**Data supplied**
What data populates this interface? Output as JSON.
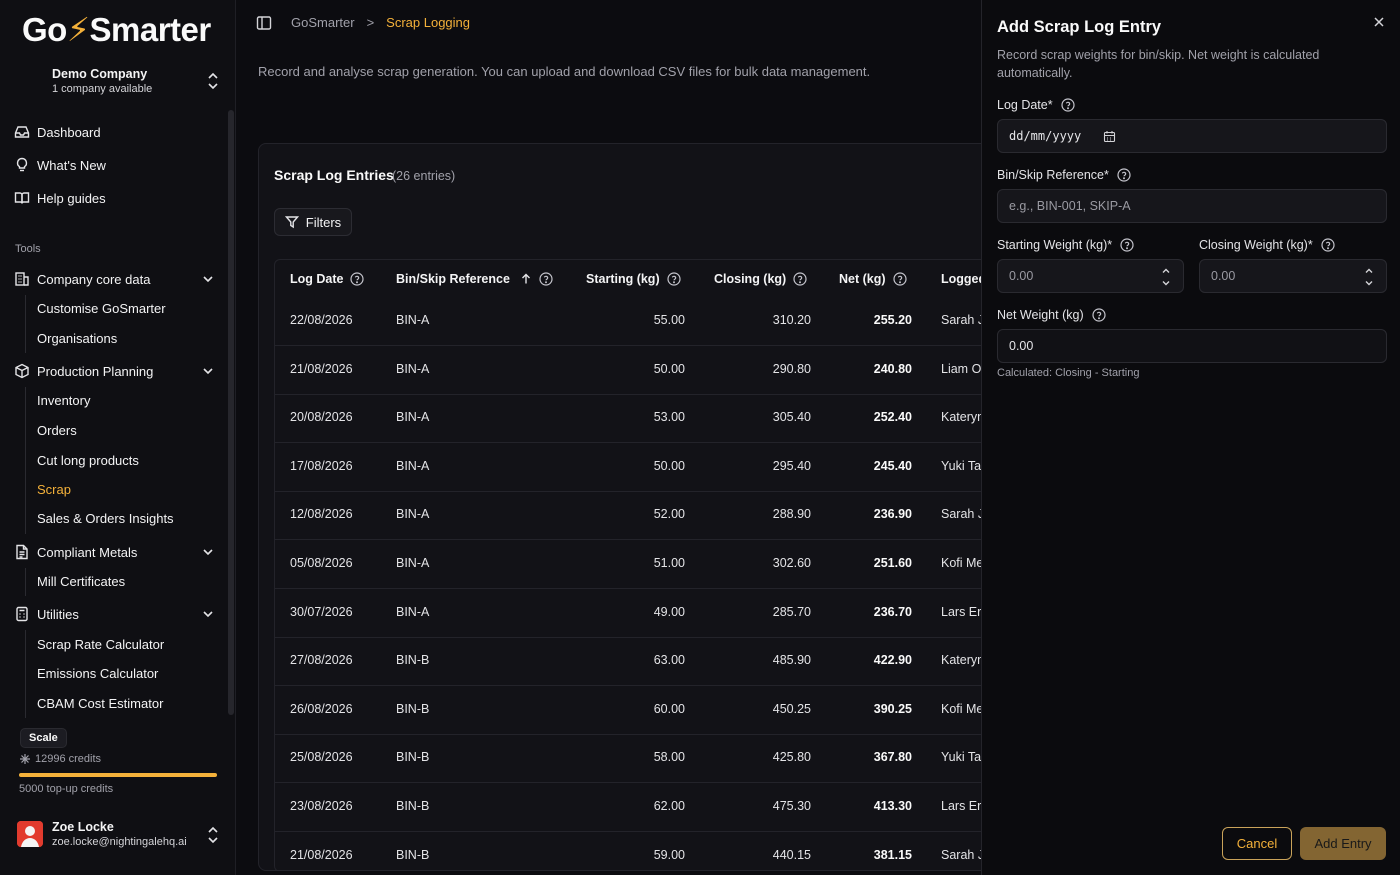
{
  "brand": {
    "logo_prefix": "Go",
    "logo_suffix": "Smarter",
    "accent": "#f4b13a"
  },
  "company": {
    "name": "Demo Company",
    "subtitle": "1 company available"
  },
  "nav": {
    "top": [
      {
        "label": "Dashboard",
        "icon": "inbox-icon"
      },
      {
        "label": "What's New",
        "icon": "lightbulb-icon"
      },
      {
        "label": "Help guides",
        "icon": "book-open-icon"
      }
    ],
    "section_label": "Tools",
    "groups": [
      {
        "label": "Company core data",
        "icon": "building-icon",
        "items": [
          "Customise GoSmarter",
          "Organisations"
        ]
      },
      {
        "label": "Production Planning",
        "icon": "package-icon",
        "items": [
          "Inventory",
          "Orders",
          "Cut long products",
          "Scrap",
          "Sales & Orders Insights"
        ]
      },
      {
        "label": "Compliant Metals",
        "icon": "file-text-icon",
        "items": [
          "Mill Certificates"
        ]
      },
      {
        "label": "Utilities",
        "icon": "calculator-icon",
        "items": [
          "Scrap Rate Calculator",
          "Emissions Calculator",
          "CBAM Cost Estimator"
        ]
      }
    ],
    "active_item": "Scrap"
  },
  "plan": {
    "badge": "Scale",
    "credits": "12996 credits",
    "topup": "5000 top-up credits"
  },
  "user": {
    "name": "Zoe Locke",
    "email": "zoe.locke@nightingalehq.ai"
  },
  "breadcrumb": {
    "root": "GoSmarter",
    "separator": ">",
    "current": "Scrap Logging"
  },
  "page": {
    "description": "Record and analyse scrap generation. You can upload and download CSV files for bulk data management."
  },
  "table_card": {
    "title": "Scrap Log Entries",
    "count": "(26 entries)",
    "filters_label": "Filters",
    "columns": [
      "Log Date",
      "Bin/Skip Reference",
      "Starting (kg)",
      "Closing (kg)",
      "Net (kg)",
      "Logged"
    ],
    "rows": [
      [
        "22/08/2026",
        "BIN-A",
        "55.00",
        "310.20",
        "255.20",
        "Sarah J"
      ],
      [
        "21/08/2026",
        "BIN-A",
        "50.00",
        "290.80",
        "240.80",
        "Liam O"
      ],
      [
        "20/08/2026",
        "BIN-A",
        "53.00",
        "305.40",
        "252.40",
        "Kateryn"
      ],
      [
        "17/08/2026",
        "BIN-A",
        "50.00",
        "295.40",
        "245.40",
        "Yuki Ta"
      ],
      [
        "12/08/2026",
        "BIN-A",
        "52.00",
        "288.90",
        "236.90",
        "Sarah J"
      ],
      [
        "05/08/2026",
        "BIN-A",
        "51.00",
        "302.60",
        "251.60",
        "Kofi Me"
      ],
      [
        "30/07/2026",
        "BIN-A",
        "49.00",
        "285.70",
        "236.70",
        "Lars Er"
      ],
      [
        "27/08/2026",
        "BIN-B",
        "63.00",
        "485.90",
        "422.90",
        "Kateryn"
      ],
      [
        "26/08/2026",
        "BIN-B",
        "60.00",
        "450.25",
        "390.25",
        "Kofi Me"
      ],
      [
        "25/08/2026",
        "BIN-B",
        "58.00",
        "425.80",
        "367.80",
        "Yuki Ta"
      ],
      [
        "23/08/2026",
        "BIN-B",
        "62.00",
        "475.30",
        "413.30",
        "Lars Er"
      ],
      [
        "21/08/2026",
        "BIN-B",
        "59.00",
        "440.15",
        "381.15",
        "Sarah J"
      ]
    ]
  },
  "panel": {
    "title": "Add Scrap Log Entry",
    "description": "Record scrap weights for bin/skip. Net weight is calculated automatically.",
    "log_date": {
      "label": "Log Date*",
      "placeholder": "dd/mm/yyyy"
    },
    "bin_ref": {
      "label": "Bin/Skip Reference*",
      "placeholder": "e.g., BIN-001, SKIP-A"
    },
    "starting": {
      "label": "Starting Weight (kg)*",
      "value": "0.00"
    },
    "closing": {
      "label": "Closing Weight (kg)*",
      "value": "0.00"
    },
    "net": {
      "label": "Net Weight (kg)",
      "value": "0.00",
      "hint": "Calculated: Closing - Starting"
    },
    "cancel_label": "Cancel",
    "add_label": "Add Entry"
  }
}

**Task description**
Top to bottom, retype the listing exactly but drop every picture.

**Your solution**
What data populates this interface? Output as JSON.
{
  "brand": {
    "logo_prefix": "Go",
    "logo_suffix": "Smarter",
    "accent": "#f4b13a"
  },
  "company": {
    "name": "Demo Company",
    "subtitle": "1 company available"
  },
  "nav": {
    "top": [
      {
        "label": "Dashboard",
        "icon": "inbox-icon"
      },
      {
        "label": "What's New",
        "icon": "lightbulb-icon"
      },
      {
        "label": "Help guides",
        "icon": "book-open-icon"
      }
    ],
    "section_label": "Tools",
    "groups": [
      {
        "label": "Company core data",
        "icon": "building-icon",
        "items": [
          "Customise GoSmarter",
          "Organisations"
        ]
      },
      {
        "label": "Production Planning",
        "icon": "package-icon",
        "items": [
          "Inventory",
          "Orders",
          "Cut long products",
          "Scrap",
          "Sales & Orders Insights"
        ]
      },
      {
        "label": "Compliant Metals",
        "icon": "file-text-icon",
        "items": [
          "Mill Certificates"
        ]
      },
      {
        "label": "Utilities",
        "icon": "calculator-icon",
        "items": [
          "Scrap Rate Calculator",
          "Emissions Calculator",
          "CBAM Cost Estimator"
        ]
      }
    ],
    "active_item": "Scrap"
  },
  "plan": {
    "badge": "Scale",
    "credits": "12996 credits",
    "topup": "5000 top-up credits"
  },
  "user": {
    "name": "Zoe Locke",
    "email": "zoe.locke@nightingalehq.ai"
  },
  "breadcrumb": {
    "root": "GoSmarter",
    "separator": ">",
    "current": "Scrap Logging"
  },
  "page": {
    "description": "Record and analyse scrap generation. You can upload and download CSV files for bulk data management."
  },
  "table_card": {
    "title": "Scrap Log Entries",
    "count": "(26 entries)",
    "filters_label": "Filters",
    "columns": [
      "Log Date",
      "Bin/Skip Reference",
      "Starting (kg)",
      "Closing (kg)",
      "Net (kg)",
      "Logged"
    ],
    "rows": [
      [
        "22/08/2026",
        "BIN-A",
        "55.00",
        "310.20",
        "255.20",
        "Sarah J"
      ],
      [
        "21/08/2026",
        "BIN-A",
        "50.00",
        "290.80",
        "240.80",
        "Liam O"
      ],
      [
        "20/08/2026",
        "BIN-A",
        "53.00",
        "305.40",
        "252.40",
        "Kateryn"
      ],
      [
        "17/08/2026",
        "BIN-A",
        "50.00",
        "295.40",
        "245.40",
        "Yuki Ta"
      ],
      [
        "12/08/2026",
        "BIN-A",
        "52.00",
        "288.90",
        "236.90",
        "Sarah J"
      ],
      [
        "05/08/2026",
        "BIN-A",
        "51.00",
        "302.60",
        "251.60",
        "Kofi Me"
      ],
      [
        "30/07/2026",
        "BIN-A",
        "49.00",
        "285.70",
        "236.70",
        "Lars Er"
      ],
      [
        "27/08/2026",
        "BIN-B",
        "63.00",
        "485.90",
        "422.90",
        "Kateryn"
      ],
      [
        "26/08/2026",
        "BIN-B",
        "60.00",
        "450.25",
        "390.25",
        "Kofi Me"
      ],
      [
        "25/08/2026",
        "BIN-B",
        "58.00",
        "425.80",
        "367.80",
        "Yuki Ta"
      ],
      [
        "23/08/2026",
        "BIN-B",
        "62.00",
        "475.30",
        "413.30",
        "Lars Er"
      ],
      [
        "21/08/2026",
        "BIN-B",
        "59.00",
        "440.15",
        "381.15",
        "Sarah J"
      ]
    ]
  },
  "panel": {
    "title": "Add Scrap Log Entry",
    "description": "Record scrap weights for bin/skip. Net weight is calculated automatically.",
    "log_date": {
      "label": "Log Date*",
      "placeholder": "dd/mm/yyyy"
    },
    "bin_ref": {
      "label": "Bin/Skip Reference*",
      "placeholder": "e.g., BIN-001, SKIP-A"
    },
    "starting": {
      "label": "Starting Weight (kg)*",
      "value": "0.00"
    },
    "closing": {
      "label": "Closing Weight (kg)*",
      "value": "0.00"
    },
    "net": {
      "label": "Net Weight (kg)",
      "value": "0.00",
      "hint": "Calculated: Closing - Starting"
    },
    "cancel_label": "Cancel",
    "add_label": "Add Entry"
  }
}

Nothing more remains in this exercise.